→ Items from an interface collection
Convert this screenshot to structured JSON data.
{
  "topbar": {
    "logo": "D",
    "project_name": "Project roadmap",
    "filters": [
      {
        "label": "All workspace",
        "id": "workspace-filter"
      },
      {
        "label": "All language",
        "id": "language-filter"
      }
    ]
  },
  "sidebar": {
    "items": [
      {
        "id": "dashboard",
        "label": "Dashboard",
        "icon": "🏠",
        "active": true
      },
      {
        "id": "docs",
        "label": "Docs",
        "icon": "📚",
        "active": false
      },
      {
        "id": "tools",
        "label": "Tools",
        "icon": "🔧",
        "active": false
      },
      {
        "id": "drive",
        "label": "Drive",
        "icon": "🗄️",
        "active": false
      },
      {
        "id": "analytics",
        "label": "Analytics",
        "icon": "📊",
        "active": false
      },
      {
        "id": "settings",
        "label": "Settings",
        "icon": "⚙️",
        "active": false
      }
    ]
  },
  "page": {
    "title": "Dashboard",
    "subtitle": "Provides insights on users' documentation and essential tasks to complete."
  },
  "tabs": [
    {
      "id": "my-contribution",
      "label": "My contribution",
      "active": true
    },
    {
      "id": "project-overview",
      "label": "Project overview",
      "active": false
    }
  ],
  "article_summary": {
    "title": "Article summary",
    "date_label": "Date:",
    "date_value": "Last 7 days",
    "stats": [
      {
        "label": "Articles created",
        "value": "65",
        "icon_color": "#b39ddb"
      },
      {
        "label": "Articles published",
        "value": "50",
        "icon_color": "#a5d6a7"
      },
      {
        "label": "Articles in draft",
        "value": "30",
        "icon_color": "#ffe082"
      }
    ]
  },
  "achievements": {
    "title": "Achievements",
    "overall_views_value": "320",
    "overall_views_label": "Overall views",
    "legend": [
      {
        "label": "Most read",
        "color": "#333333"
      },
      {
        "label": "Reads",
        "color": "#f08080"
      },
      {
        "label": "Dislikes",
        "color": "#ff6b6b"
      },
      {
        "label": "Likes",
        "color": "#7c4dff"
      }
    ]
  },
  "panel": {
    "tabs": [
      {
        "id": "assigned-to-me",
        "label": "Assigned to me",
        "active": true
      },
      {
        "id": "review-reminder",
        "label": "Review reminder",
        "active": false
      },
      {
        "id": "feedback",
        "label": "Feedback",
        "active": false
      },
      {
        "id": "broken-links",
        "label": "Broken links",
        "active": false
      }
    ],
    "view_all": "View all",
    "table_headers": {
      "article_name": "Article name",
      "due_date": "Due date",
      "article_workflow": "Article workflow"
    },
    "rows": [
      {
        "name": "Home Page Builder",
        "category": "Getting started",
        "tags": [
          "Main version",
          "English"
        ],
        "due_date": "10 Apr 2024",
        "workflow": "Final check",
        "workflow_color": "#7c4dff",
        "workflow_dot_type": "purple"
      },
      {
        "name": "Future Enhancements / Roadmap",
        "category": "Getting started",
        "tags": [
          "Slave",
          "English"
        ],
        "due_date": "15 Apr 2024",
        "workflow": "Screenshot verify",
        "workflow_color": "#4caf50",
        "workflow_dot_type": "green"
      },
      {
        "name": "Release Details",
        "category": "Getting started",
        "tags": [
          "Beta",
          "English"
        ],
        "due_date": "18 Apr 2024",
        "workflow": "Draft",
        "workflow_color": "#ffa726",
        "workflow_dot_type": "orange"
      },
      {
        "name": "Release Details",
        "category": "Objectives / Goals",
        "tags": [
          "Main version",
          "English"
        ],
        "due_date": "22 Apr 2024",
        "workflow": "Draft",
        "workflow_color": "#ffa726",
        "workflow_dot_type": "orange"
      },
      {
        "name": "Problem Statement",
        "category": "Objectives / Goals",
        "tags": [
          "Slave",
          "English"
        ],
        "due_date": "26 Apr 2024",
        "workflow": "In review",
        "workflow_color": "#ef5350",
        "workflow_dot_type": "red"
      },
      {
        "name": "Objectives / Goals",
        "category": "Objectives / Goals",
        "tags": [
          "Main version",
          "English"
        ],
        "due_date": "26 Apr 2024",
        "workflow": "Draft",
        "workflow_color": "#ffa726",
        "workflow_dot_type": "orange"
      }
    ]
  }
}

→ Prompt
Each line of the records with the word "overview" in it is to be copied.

→ Solution to this exercise
      "id": "project-overview",
      "label": "Project overview",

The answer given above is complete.